DirecTV Accuses FOX Sports Of ‘Scare Tactics’ As Contract Expiration Looms

FOX CEO Lachlan Murdoch indicated that this is just the first of a string of current negotiations that are upcoming.

Jordan Bondurant

Published

on

blank

Cable and satellite TV subscribers should by now be accustomed to threats of seeing some channels disappear from their lineup due to contract disputes. The warnings by FOX Sports to viewers on DirecTV are no different, but the nation’s largest satellite provider isn’t appreciative of efforts by the network to make viewers aware.

FOX is currently coming up on the end of its current contract with DirecTV. With no new agreement between the two sides in place right now, FOX network, FS1, FS2, Big Ten Network and FOX-owned local affiliates will be blacked out to viewers at 3 a.m. on December 2.

As is customary with these sorts of situations, FOX has instituted a crawl on the above networks making viewers aware that they could soon see the channels gone and encouraging them to tell DirecTV not to let these channels go.

For sports fans, blackouts could be massively disruptive for football fans and soccer fans. The World Cup is currently airing on FOX and FS1,while the NFL and college football also occupy time on those same channels.

Still, DirecTV has accused FOX of utilizing the crawl to use “the same old, tired programmer scare tactics,” according to a statement to Deadline.

Earlier in the fall, ESPN and Dish were in a similar situation. The negotiation deadline passed, and viewers, college football fans in particular, were unable to catch any games on TV for a day.

FOX CEO Lachlan Murdoch indicated that this is just the first of a string of current negotiations that are upcoming.

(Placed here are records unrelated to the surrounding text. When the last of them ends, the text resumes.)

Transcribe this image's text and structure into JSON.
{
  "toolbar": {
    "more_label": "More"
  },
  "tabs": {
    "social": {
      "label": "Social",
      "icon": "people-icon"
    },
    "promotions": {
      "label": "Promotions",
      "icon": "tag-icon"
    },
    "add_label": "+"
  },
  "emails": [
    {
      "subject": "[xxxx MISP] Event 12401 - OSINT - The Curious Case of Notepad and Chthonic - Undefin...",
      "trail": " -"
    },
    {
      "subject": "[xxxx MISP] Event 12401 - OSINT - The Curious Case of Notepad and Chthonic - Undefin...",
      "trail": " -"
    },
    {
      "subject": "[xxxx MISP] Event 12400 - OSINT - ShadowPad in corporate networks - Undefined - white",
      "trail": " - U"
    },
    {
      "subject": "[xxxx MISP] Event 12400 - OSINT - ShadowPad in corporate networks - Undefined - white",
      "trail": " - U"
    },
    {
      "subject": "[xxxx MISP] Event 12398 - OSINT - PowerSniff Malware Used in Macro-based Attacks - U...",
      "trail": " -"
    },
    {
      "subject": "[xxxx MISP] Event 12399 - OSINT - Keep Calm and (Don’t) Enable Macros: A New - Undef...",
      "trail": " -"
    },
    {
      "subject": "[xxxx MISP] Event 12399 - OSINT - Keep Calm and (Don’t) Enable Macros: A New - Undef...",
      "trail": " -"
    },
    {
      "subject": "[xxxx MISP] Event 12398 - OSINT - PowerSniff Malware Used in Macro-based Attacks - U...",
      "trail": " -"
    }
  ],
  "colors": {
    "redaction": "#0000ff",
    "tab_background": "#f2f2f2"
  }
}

Continue Reading
Advertisement blank
Advertisement blank

Barrett Media Writers

Copyright © 2022 Barrett Media.